LA PAZ, Bolivia - Bolivian lawmakers unanimously rejected a resignation offer
by President Carlos Mesa, granting crucial support to his government after days
of street protests prompted him to say the country was becoming ungovernable
The vote on Tuesday came a day after Mesa tendered his resignation — in
what appeared to be a political gamble to rally critics around his administration
— amid intensifying protests and road blockades over his economic policies.
Thousands of Mesa's supporters thronged outside Congress in downtown La Paz,
many waving Bolivian flags, cheering the late-night vote that many analysts
said was an attempt by Mesa to win a vote of confidence amid rising political
His arms thrust in the air, Mesa briefly waded into the crowd and later addressed
his supporters from a balcony at the presidential palace.
"You have all been with me with during the most difficult point of my presidency,"
he said. "But today we have managed to bring the country closer together."
The vote was delayed for hours as Mesa sought concessions from lawmakers to
stay in office, including a halt to street protests by indigenous groups that
have paralyzed the country in recent days.
The showdown marked the latest political drama for Mesa, who has kept a shaky
hold on power since taking office in October 2003 after street riots killed

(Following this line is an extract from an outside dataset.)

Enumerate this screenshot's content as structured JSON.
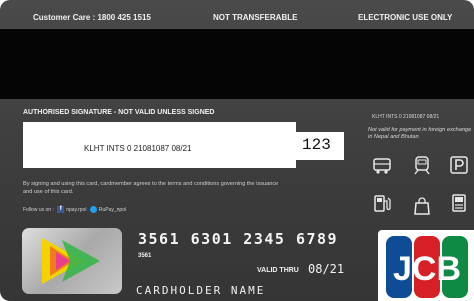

58 people. His predecessor, Gonzalo Sanchez de Lozada, was forced to resign
amid widespread public anger over a plan to export the country's natural gas
Jaime Paz Zamora, a former president and current congressman who leads the Leftist
Revolutionary Movement party, said he had urged fellow lawmakers not to accept
Mesa's resignation and thus avert an institutional crisis.
"Go back to your office and get back to work," Paz Zamora declared
in a public message to the president. Mesa is an independent with no party affiliation,
although he enjoys wide popular support.
Since coming to power, however, Mesa has been plagued by relentless street protests,
including calls for greater autonomy by Santa Cruz, Bolivia's wealthiest province,
demands to lower fuel prices and hike taxes levied on foreign oil companies
from 18 percent to 50 percent of their sales.
The protests have highlighted the faultlines in the nation of 9 million people,
already troubled by tensions between an Indian majority wielding new political
clout in La Paz and a traditional white and mixed-race business elite.
Other recent protests also have demanded an immediate end of operations of the
French-owned water utility that supplies the capital and the neighboring city
of El Alto.
Critics accuse the water company of failing to serve the city's poorer districts,
a highly charged political issue in Bolivia that has echoed throughout South
America, where governments have experimented with privatizing state services
to attract foreign investment.
Mesa's decision to submit his resignation to Congress came after Evo Morales,
an Indian congressman and leader of the nation's coca leaf growers, announced
plans to intensify a nationwide road blockade unless lawmakers pass a law raising
taxes on foreign oil companies.
Mesa countered that the international community would refuse to accept such
In an interview with The Associated Press, Morales insisted he had not been
seeking the president's ouster but instead wanted a modification of the oil
"Who is calling for him to resign? Nobody," Morales said. "But
we want that law changed."
On the street, recent protests appeared to have given way, at least partially,
to shows of support for the president.
"We believe he's doing a good job," said Antonia de Guiterrez, 27,
who marched with several dozen women Tuesday. "Bolivia is being torn in
different directions, but he's holding it together."